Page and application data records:
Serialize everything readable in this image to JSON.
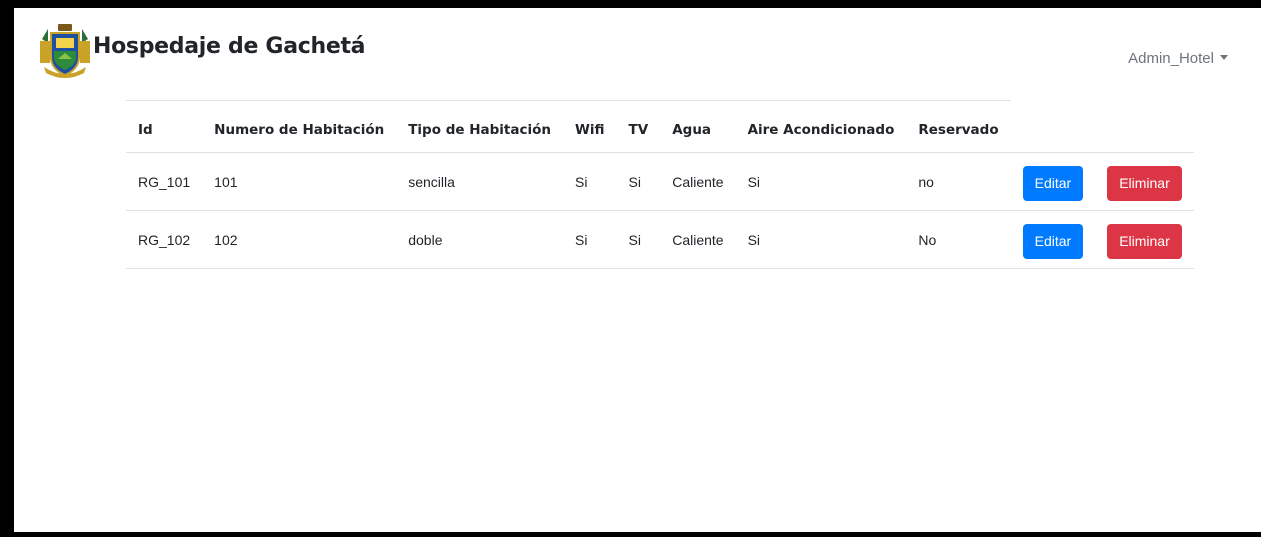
{
  "navbar": {
    "title": "Hospedaje de Gachetá",
    "logo_icon": "coat-of-arms-logo",
    "user": "Admin_Hotel"
  },
  "table": {
    "headers": [
      "Id",
      "Numero de Habitación",
      "Tipo de Habitación",
      "Wifi",
      "TV",
      "Agua",
      "Aire Acondicionado",
      "Reservado"
    ],
    "rows": [
      {
        "id": "RG_101",
        "numero": "101",
        "tipo": "sencilla",
        "wifi": "Si",
        "tv": "Si",
        "agua": "Caliente",
        "aire": "Si",
        "reservado": "no",
        "edit_label": "Editar",
        "delete_label": "Eliminar"
      },
      {
        "id": "RG_102",
        "numero": "102",
        "tipo": "doble",
        "wifi": "Si",
        "tv": "Si",
        "agua": "Caliente",
        "aire": "Si",
        "reservado": "No",
        "edit_label": "Editar",
        "delete_label": "Eliminar"
      }
    ]
  },
  "colors": {
    "edit_button": "#007bff",
    "delete_button": "#dc3545",
    "muted_text": "#6c757d"
  }
}
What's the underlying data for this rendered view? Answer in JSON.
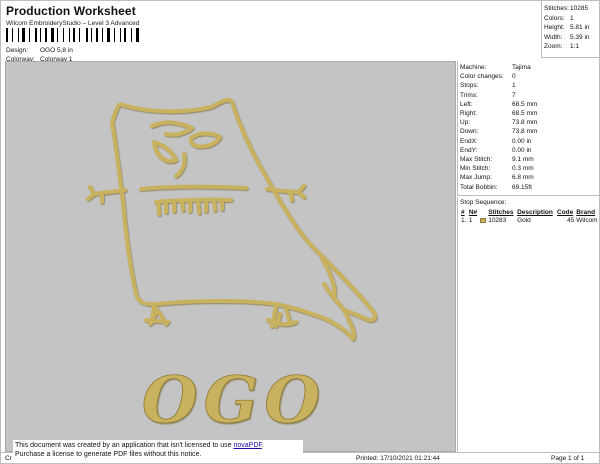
{
  "header": {
    "title": "Production Worksheet",
    "subtitle": "Wilcom EmbroideryStudio – Level 3 Advanced",
    "design_label": "Design:",
    "design_value": "OGO 5,8 in",
    "colorway_label": "Colorway:",
    "colorway_value": "Colorway 1"
  },
  "stats": [
    {
      "label": "Stitches:",
      "value": "10285"
    },
    {
      "label": "Colors:",
      "value": "1"
    },
    {
      "label": "Height:",
      "value": "5.81 in"
    },
    {
      "label": "Width:",
      "value": "5.39 in"
    },
    {
      "label": "Zoom:",
      "value": "1:1"
    }
  ],
  "machine": [
    {
      "label": "Machine:",
      "value": "Tajima"
    },
    {
      "label": "Color changes:",
      "value": "0"
    },
    {
      "label": "Stops:",
      "value": "1"
    },
    {
      "label": "Trims:",
      "value": "7"
    },
    {
      "label": "Left:",
      "value": "68.5 mm"
    },
    {
      "label": "Right:",
      "value": "68.5 mm"
    },
    {
      "label": "Up:",
      "value": "73.8 mm"
    },
    {
      "label": "Down:",
      "value": "73.8 mm"
    },
    {
      "label": "EndX:",
      "value": "0.00 in"
    },
    {
      "label": "EndY:",
      "value": "0.00 in"
    },
    {
      "label": "Max Stitch:",
      "value": "9.1 mm"
    },
    {
      "label": "Min Stitch:",
      "value": "0.3 mm"
    },
    {
      "label": "Max Jump:",
      "value": "6.8 mm"
    },
    {
      "label": "Total Bobbin:",
      "value": "69.15ft"
    }
  ],
  "stop_sequence": {
    "heading": "Stop Sequence:",
    "columns": [
      "#",
      "N#",
      "",
      "Stitches",
      "Description",
      "Code",
      "Brand"
    ],
    "rows": [
      {
        "num": "1.",
        "n": "1",
        "stitches": "10283",
        "description": "Gold",
        "code": "45",
        "brand": "Wilcom"
      }
    ]
  },
  "design_text": "OGO",
  "colors": {
    "thread": "#c9b25e",
    "thread_dark": "#8f7a32",
    "background": "#c4c4c4"
  },
  "footer": {
    "left": "Cr",
    "printed": "Printed: 17/10/2021 01:21:44",
    "page": "Page 1 of 1"
  },
  "notice": {
    "line1": "This document was created by an application that isn't licensed to use",
    "link": "novaPDF",
    "line1_end": ".",
    "line2": "Purchase a license to generate PDF files without this notice."
  }
}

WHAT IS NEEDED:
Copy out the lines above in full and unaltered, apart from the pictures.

SOLVED PROBLEM:
Serialize everything readable in this image to JSON.
{
  "navbar": {
    "title": "Hospedaje de Gachetá",
    "logo_icon": "coat-of-arms-logo",
    "user": "Admin_Hotel"
  },
  "table": {
    "headers": [
      "Id",
      "Numero de Habitación",
      "Tipo de Habitación",
      "Wifi",
      "TV",
      "Agua",
      "Aire Acondicionado",
      "Reservado"
    ],
    "rows": [
      {
        "id": "RG_101",
        "numero": "101",
        "tipo": "sencilla",
        "wifi": "Si",
        "tv": "Si",
        "agua": "Caliente",
        "aire": "Si",
        "reservado": "no",
        "edit_label": "Editar",
        "delete_label": "Eliminar"
      },
      {
        "id": "RG_102",
        "numero": "102",
        "tipo": "doble",
        "wifi": "Si",
        "tv": "Si",
        "agua": "Caliente",
        "aire": "Si",
        "reservado": "No",
        "edit_label": "Editar",
        "delete_label": "Eliminar"
      }
    ]
  },
  "colors": {
    "edit_button": "#007bff",
    "delete_button": "#dc3545",
    "muted_text": "#6c757d"
  }
}
What's the underlying data for this rendered view? Answer in JSON.
{
  "header": {
    "title": "Production Worksheet",
    "subtitle": "Wilcom EmbroideryStudio – Level 3 Advanced",
    "design_label": "Design:",
    "design_value": "OGO 5,8 in",
    "colorway_label": "Colorway:",
    "colorway_value": "Colorway 1"
  },
  "stats": [
    {
      "label": "Stitches:",
      "value": "10285"
    },
    {
      "label": "Colors:",
      "value": "1"
    },
    {
      "label": "Height:",
      "value": "5.81 in"
    },
    {
      "label": "Width:",
      "value": "5.39 in"
    },
    {
      "label": "Zoom:",
      "value": "1:1"
    }
  ],
  "machine": [
    {
      "label": "Machine:",
      "value": "Tajima"
    },
    {
      "label": "Color changes:",
      "value": "0"
    },
    {
      "label": "Stops:",
      "value": "1"
    },
    {
      "label": "Trims:",
      "value": "7"
    },
    {
      "label": "Left:",
      "value": "68.5 mm"
    },
    {
      "label": "Right:",
      "value": "68.5 mm"
    },
    {
      "label": "Up:",
      "value": "73.8 mm"
    },
    {
      "label": "Down:",
      "value": "73.8 mm"
    },
    {
      "label": "EndX:",
      "value": "0.00 in"
    },
    {
      "label": "EndY:",
      "value": "0.00 in"
    },
    {
      "label": "Max Stitch:",
      "value": "9.1 mm"
    },
    {
      "label": "Min Stitch:",
      "value": "0.3 mm"
    },
    {
      "label": "Max Jump:",
      "value": "6.8 mm"
    },
    {
      "label": "Total Bobbin:",
      "value": "69.15ft"
    }
  ],
  "stop_sequence": {
    "heading": "Stop Sequence:",
    "columns": [
      "#",
      "N#",
      "",
      "Stitches",
      "Description",
      "Code",
      "Brand"
    ],
    "rows": [
      {
        "num": "1.",
        "n": "1",
        "stitches": "10283",
        "description": "Gold",
        "code": "45",
        "brand": "Wilcom"
      }
    ]
  },
  "design_text": "OGO",
  "colors": {
    "thread": "#c9b25e",
    "thread_dark": "#8f7a32",
    "background": "#c4c4c4"
  },
  "footer": {
    "left": "Cr",
    "printed": "Printed: 17/10/2021 01:21:44",
    "page": "Page 1 of 1"
  },
  "notice": {
    "line1": "This document was created by an application that isn't licensed to use",
    "link": "novaPDF",
    "line1_end": ".",
    "line2": "Purchase a license to generate PDF files without this notice."
  }
}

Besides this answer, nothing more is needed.